In the collection of Imam Bukhari, Nu’man bin Bashir (R) reported that the Prophet Muhammad (S) said, “The example of the person abiding by God’s order and restrictions in comparison to those who violate them is like the example of those persons who drew lots for their seats in a ship. Some of them got seats in the upper deck, and the others in the lower. When the latter needed water, they had to go up to bring water (and that troubled the upper deck passengers), so they said, ‘Let us make a hole in our share of the ship (and get water) so that we do not trouble the upper deck passengers.’ If the people in the upper deck left the lower deck passengers to do what they had suggested; then all the people of the ship would be destroyed, but if they had prevented them, then both parties would be safe.”
The privileged P5 member states need to take a harder and deeper look at how their selfish interests, untenable as they are, can hurt us all in the long run unless they are willing to compromise and share with the underprivileged (non-P5) people of our mother ship, the earth.
Is a future world, run by war criminals, despots and aggressors, more desirable for their posterity? Can they afford to be untouched by the effects of global warming, water crisis, cyber insecurity, human migration and refugee problems that need wider cooperation from all? Hard compromises are necessary for greater good of humanity. Their leaders must realize that many of the global institutions, policies and procedures that their predecessors formulated are outmoded and are no longer serving the interest and welfare of humanity as a whole and that our systems of global governance are lagging far behind the movement towards global integration and interdependence. As global leaders, they must be willing to either radically reform them or create new alternatives that will ensure peace, security and well-being of all. They owe this to themselves and to future generations, failing which they will be condemned by history for their inaction.

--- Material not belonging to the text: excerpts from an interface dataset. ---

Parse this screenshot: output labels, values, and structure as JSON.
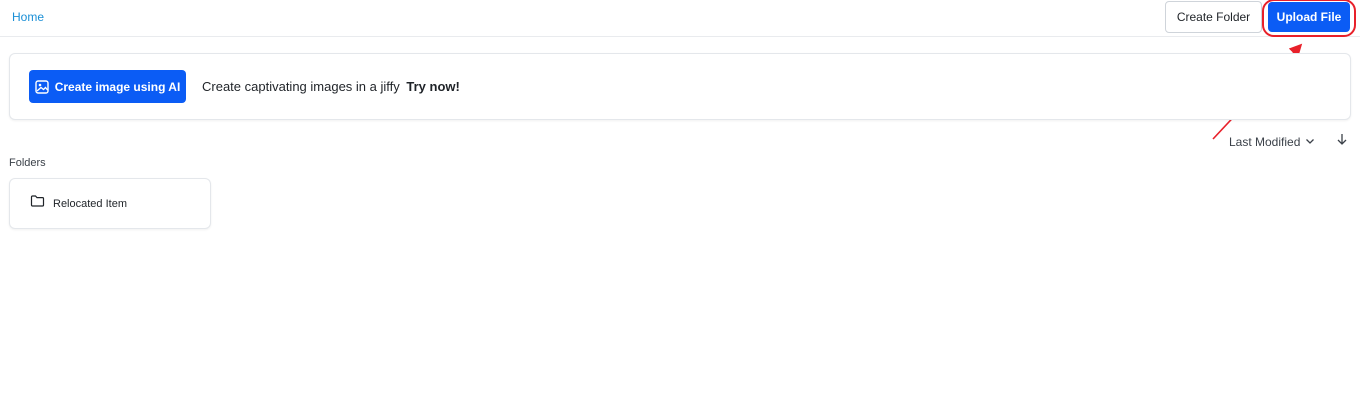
{
  "breadcrumb": {
    "home": "Home"
  },
  "toolbar": {
    "create_folder_label": "Create Folder",
    "upload_file_label": "Upload File"
  },
  "banner": {
    "ai_button_label": "Create image using AI",
    "message": "Create captivating images in a jiffy",
    "cta": "Try now!"
  },
  "sort": {
    "label": "Last Modified",
    "direction": "descending"
  },
  "folders_section": {
    "title": "Folders",
    "items": [
      {
        "name": "Relocated Item"
      }
    ]
  },
  "colors": {
    "primary": "#0b5cf5",
    "link": "#1a8fd6",
    "annotation": "#e8202a"
  },
  "icons": {
    "ai_button": "image-icon",
    "sort": "chevron-down-icon",
    "sort_direction": "arrow-down-icon",
    "folder": "folder-icon"
  }
}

There is no denying that the UN needs to be reformed. The status quo is both untenable and undesirable. Ignoring the obvious is not only stupid: it’s suicidal. The current impasse with the Ukraine Crisis should be a sufficient wakeup call to reform the UN immediately.